Princes of the Apocalypse is a single campaign adventure set in the Dessarin Valley and pays homage to the classic adventure Temple of Elemental Evil. Like other campaign adventures it has an intro adventure that gets characters to level 3 and then begins with the story. Prince is set up as a sandbox, with many avenues to explore and many ruins to dig into. Princes has two problems, however, though neither is insurmountable. First, if characters aren't careful, they can definitely "dig too deep", going down into dungeons for which they are woefully underpowered. Each upper dungeon is tuned roughly for levels 4 to 7) while each connected dungeon is tuned for levels 8 to 11. Thus, its possible for people to go down a stairwell leading from a fourth level dungeon to an eighth level dungeon with just a few steps.
This might be fine for some groups who prefer that the world does not conform to the level of the characters. There are two ways we can handle this. First, we can simply telegraph to the players that they might be heading into an area with dangers that are beyond their capability. Simply saying "you feel you have entered an area beyond your capability" is usually enough of a telegraph. Second, we can lock parts of the dungeon with doors and keys that only become available when the characters are ready for the challenge. This turns the sandbox into a railroad but that might be fine for you and your players. The choice is yours.

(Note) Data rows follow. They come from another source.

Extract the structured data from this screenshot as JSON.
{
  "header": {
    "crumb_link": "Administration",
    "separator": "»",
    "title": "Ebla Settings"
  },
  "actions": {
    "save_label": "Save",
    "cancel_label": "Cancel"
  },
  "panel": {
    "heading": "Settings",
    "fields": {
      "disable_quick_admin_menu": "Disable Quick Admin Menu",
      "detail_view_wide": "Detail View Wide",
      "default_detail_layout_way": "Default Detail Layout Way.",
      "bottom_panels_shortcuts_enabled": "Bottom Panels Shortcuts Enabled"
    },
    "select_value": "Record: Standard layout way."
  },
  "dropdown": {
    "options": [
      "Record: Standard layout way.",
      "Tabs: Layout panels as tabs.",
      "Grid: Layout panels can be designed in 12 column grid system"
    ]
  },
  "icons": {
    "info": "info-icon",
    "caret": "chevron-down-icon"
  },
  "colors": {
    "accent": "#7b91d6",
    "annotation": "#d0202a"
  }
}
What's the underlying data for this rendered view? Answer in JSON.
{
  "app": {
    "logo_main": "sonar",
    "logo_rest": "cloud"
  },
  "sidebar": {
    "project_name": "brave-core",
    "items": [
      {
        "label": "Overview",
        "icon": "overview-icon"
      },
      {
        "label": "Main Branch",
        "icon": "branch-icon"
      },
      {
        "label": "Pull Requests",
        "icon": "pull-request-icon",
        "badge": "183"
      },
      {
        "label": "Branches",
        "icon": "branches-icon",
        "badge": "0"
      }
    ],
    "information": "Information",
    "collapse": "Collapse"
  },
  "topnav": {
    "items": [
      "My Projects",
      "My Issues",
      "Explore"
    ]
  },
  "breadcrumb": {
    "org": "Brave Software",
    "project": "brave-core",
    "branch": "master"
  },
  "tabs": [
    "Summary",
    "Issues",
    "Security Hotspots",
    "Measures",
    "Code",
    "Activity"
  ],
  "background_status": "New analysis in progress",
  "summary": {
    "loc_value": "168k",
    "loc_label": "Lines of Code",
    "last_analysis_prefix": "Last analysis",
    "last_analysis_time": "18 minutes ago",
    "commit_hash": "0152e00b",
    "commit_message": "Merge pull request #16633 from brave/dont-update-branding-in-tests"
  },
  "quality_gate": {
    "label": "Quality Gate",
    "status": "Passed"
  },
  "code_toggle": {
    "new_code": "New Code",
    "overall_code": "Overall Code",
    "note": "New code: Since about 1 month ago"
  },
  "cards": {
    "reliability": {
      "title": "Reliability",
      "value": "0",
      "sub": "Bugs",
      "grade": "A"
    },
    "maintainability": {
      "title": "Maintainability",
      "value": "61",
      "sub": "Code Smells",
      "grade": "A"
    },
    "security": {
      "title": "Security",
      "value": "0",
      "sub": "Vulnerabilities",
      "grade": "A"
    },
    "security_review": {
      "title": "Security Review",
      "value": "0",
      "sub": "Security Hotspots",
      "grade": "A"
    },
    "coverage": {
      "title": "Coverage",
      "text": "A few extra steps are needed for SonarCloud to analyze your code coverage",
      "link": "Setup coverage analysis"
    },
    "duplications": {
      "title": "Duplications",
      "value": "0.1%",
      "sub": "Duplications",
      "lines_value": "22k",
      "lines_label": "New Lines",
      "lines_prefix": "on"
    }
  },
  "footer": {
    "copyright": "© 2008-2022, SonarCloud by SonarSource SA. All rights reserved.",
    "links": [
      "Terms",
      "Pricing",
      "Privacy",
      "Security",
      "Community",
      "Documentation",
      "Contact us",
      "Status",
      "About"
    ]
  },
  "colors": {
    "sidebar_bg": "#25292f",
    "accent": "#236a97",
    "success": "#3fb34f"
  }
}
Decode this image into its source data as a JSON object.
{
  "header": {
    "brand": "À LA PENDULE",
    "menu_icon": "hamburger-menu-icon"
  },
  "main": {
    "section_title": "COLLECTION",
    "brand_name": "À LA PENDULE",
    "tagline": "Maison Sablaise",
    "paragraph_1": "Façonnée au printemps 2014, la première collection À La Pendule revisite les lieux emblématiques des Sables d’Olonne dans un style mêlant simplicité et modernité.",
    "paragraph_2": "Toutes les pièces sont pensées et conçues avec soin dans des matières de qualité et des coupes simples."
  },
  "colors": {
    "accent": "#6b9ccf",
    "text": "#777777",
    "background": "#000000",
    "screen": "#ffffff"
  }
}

The second problem comes with the thin storyline of Princes. It starts off as a missing persons adventure but actually keeping track of who got lost and where they ended up gets a bit loose throughout the adventure. It's up to the DM to tie the threads together so that characters have a clear motivation for going from one place to the next.
Still, Princes is a nice solid D&D adventure with a lot of dungeons, interesting NPCs, and some fun battles. If one is looking for a nice traditional D&D sandbox campaign, this is a fine one to consider.
DM Requirements: It's up to you to fill in the blanks when it comes to tracking down the lost expedition. You can only dangle the "sorry, your dwarven explorer is in another dungeon!" so many times before players get frustrated. Consider whether or not to lock the more difficult dungeons or ensure you tell your players that there are areas beyond their capabilities if they explore too deep. Outline strong hooks that take the charactes between each of the four cults.
Tales of the Yawning Portal is a very different hardback book than the other adventures Wizards of the Coast has released for D&D 5e. Instead of being part of a large campaign, Yawning Portal* contains seven classic adventures updated for D&D 5e. These include:
Because it is very easy to convert old adventures to 5e, this book may not be that useful for those who already have the original adventures. The book does contain new maps and new art, however, along with updated stat blocks for certain monsters and updated DCs and damage output levels. For those seeking a set of individual and traditional D&D adventures this is the perfect book. It's a great book to have on hand when one wants to insert particular dungeons in the middle of a campaign. For example, one can stick White Plume Mountain right in the middle of a Storm King's Thunder or Hoard of the Dragon Queen campaign.
DM Requirements: Find ways to insert these dungeons into your ongoing campaigns. Fill them with character-relevant bits of backstory. Ensure you run otherwise boring rooms full of orcs as a single organic area in which orcs can move around and get alerted. Be ready to cut off parts of the dungeons you don't like or think will bore the players. Enjoy the old-school feel!
If you enjoyed this article, take a look at Return of the Lazy Dungeon Master, Sly Flourish's Fantastic Adventures, and Sly Flourish's Fantastic Locations. You can also support this site by using these links to purchase the D&D Starter Set, Players Handbook, Monster Manual, or Dungeon Master's Guide.